Finally, I wish to conclude by acknowledging the heartbreaking prevalence of suicide among my LGBT/takatāpui friends and neighbours. This submission does not wish to minimise the hurt and suffering that unbiblical and unhelpful “therapies” have caused over the years, often within Christian communities. I would argue, with other Christians, that these practitioners have exchanged the good news of hope in Jesus, with a false gospel of hope in heteronormativity. Our LGBT friends and family are not cases to be cured, but fellow image-bearers who we invite to share the journey of taking up our cross and following Jesus.
As a former LGBT community activist and author Dr Rosaria Butterfield described it, “When the Lord entered my world, I experienced that gospel-ignited ‘expulsive power of a new affection’ (to quote the title of Thomas Chalmers’s famous sermon). That new affection was not heterosexuality, but Jesus, my Jesus, my friend and Savior. I was not converted out of homosexuality. I was converted out of unbelief.”

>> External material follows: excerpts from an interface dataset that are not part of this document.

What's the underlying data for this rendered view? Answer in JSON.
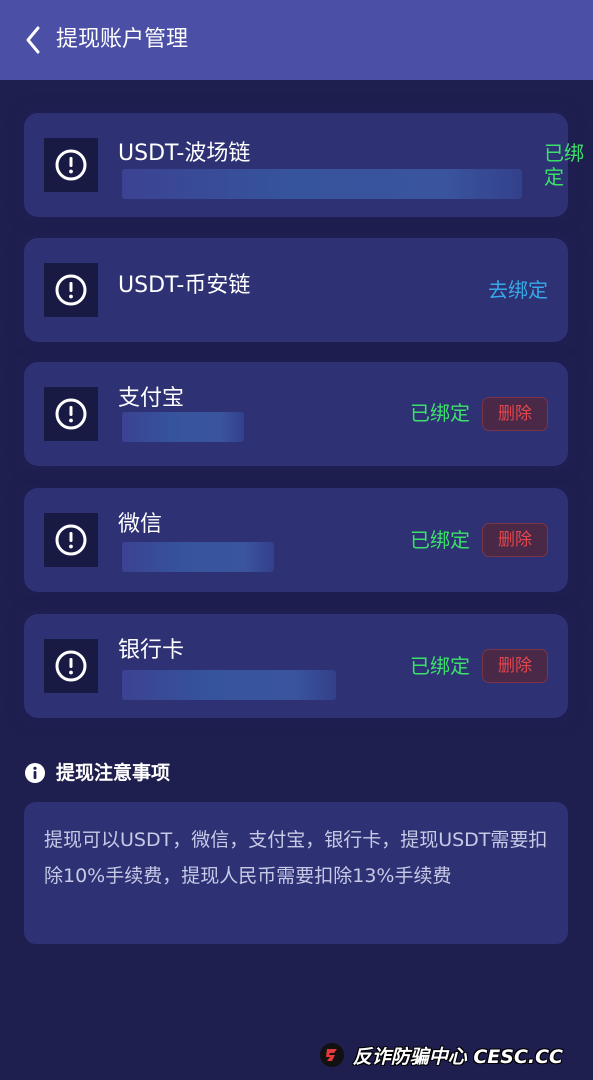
{
  "header": {
    "title": "提现账户管理"
  },
  "accounts": [
    {
      "name": "USDT-波场链",
      "status": "已绑定"
    },
    {
      "name": "USDT-币安链",
      "status": "去绑定"
    },
    {
      "name": "支付宝",
      "status": "已绑定",
      "delete_label": "删除"
    },
    {
      "name": "微信",
      "status": "已绑定",
      "delete_label": "删除"
    },
    {
      "name": "银行卡",
      "status": "已绑定",
      "delete_label": "删除"
    }
  ],
  "notice": {
    "title": "提现注意事项",
    "text": "提现可以USDT，微信，支付宝，银行卡，提现USDT需要扣除10%手续费，提现人民币需要扣除13%手续费"
  },
  "watermark": {
    "text": "反诈防骗中心 CESC.CC"
  },
  "colors": {
    "header_bg": "#4b4fa6",
    "page_bg": "#1f1f4f",
    "card_bg": "#2e3274",
    "bound": "#3be06a",
    "unbound": "#37a9e8",
    "delete": "#e2474c"
  },
  "icons": {
    "back": "chevron-left-icon",
    "account": "alert-circle-icon",
    "notice": "info-icon"
  }
}
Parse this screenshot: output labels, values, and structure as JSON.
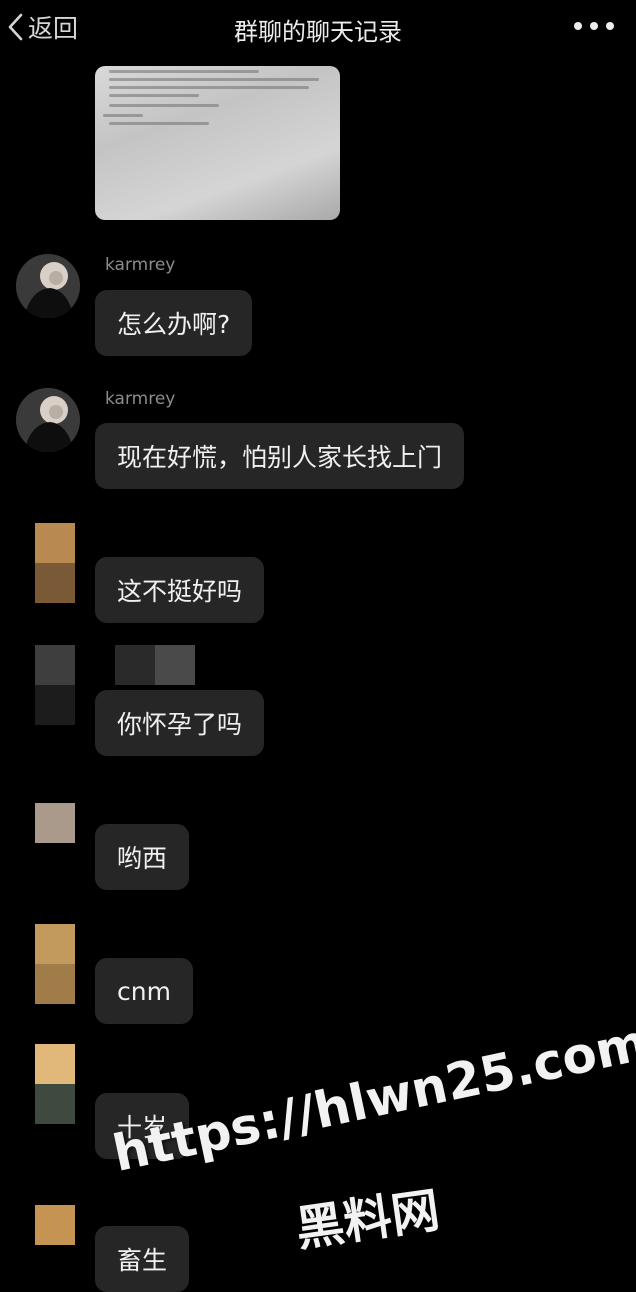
{
  "header": {
    "back_label": "返回",
    "title": "群聊的聊天记录",
    "more_icon": "more-dots-icon"
  },
  "messages": [
    {
      "sender": "karmrey",
      "text": "怎么办啊?"
    },
    {
      "sender": "karmrey",
      "text": "现在好慌，怕别人家长找上门"
    },
    {
      "text": "这不挺好吗"
    },
    {
      "text": "你怀孕了吗"
    },
    {
      "text": "哟西"
    },
    {
      "text": "cnm"
    },
    {
      "text": "十岁"
    },
    {
      "text": "畜生"
    }
  ],
  "watermark": {
    "url": "https://hlwn25.com",
    "name": "黑料网"
  },
  "colors": {
    "background": "#000000",
    "bubble": "#262626",
    "text": "#f0f0f0",
    "nickname": "#8c8c8c"
  }
}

The Christian hope was never meant to be to turn from gay to straight, as if that makes us whole. Only in Jesus can we find our true selves. The true Christian gospel message is that all of us are sexual sinners who are invited to find true satisfaction, intimacy and joy through a life-giving relationship with Jesus Christ — made possible by his voluntary self-sacrifice on the cross for our sins. Therefore, every Christian should sympathise with those among us who struggle with same-sex attraction, and with their families, even as we continue to encourage each other to live godly lives that conform to the clear teachings of Scripture.
My hope with this Bill is that we do not solve an important problem by introducing others in its place. Rather, I hope that there may be a constructive way forward to improve this Bill, and look forward to engaging in person.
My ongoing prayers for the Select Committee, and for our beautiful country, are as follows:
- for gratefulness that hurtful and coercive “therapies” are being outlawed
- for repentance and forgiveness where we have not been kind and compassionate to our LGBT friends
- for wisdom to address legitimate concerns about the Bill regarding freedom of expression for parents and others
- for the grace and humility to point our LGBT friends and family to the sure hope of an identity in Christ.
Thank you once again for taking the time to consider this submission.
English Pastor, Pakuranga Chinese Baptist Church
Recommendations to the proposed Bill
I would recommend:
- Changing the term “conversion practice” to “reparative therapy”, or a more clearly-defined term to represent the kinds of practices that should unequivocably be outlawed;
- Adding the following clause to Section 5 (2), so that the term “conversion practice” explicitly excludes (g) respectful and open discussions regarding sexuality and gender, and advice, guidance, prayer, or support given to anyone by anyone else including parents, family members, friends, counsellors, religious leaders, or health professionals, when such advice or support is requested, and is respectful and non-coercive.
- Removing Section 10 of the proposed Bill (“Consent not defence”) to honour the wishes of those with unwanted same-sex attraction / gender issues to receive pastoral care and counsel, without fear of prosecution for those who offer this help in a respectful and non-coercive manner.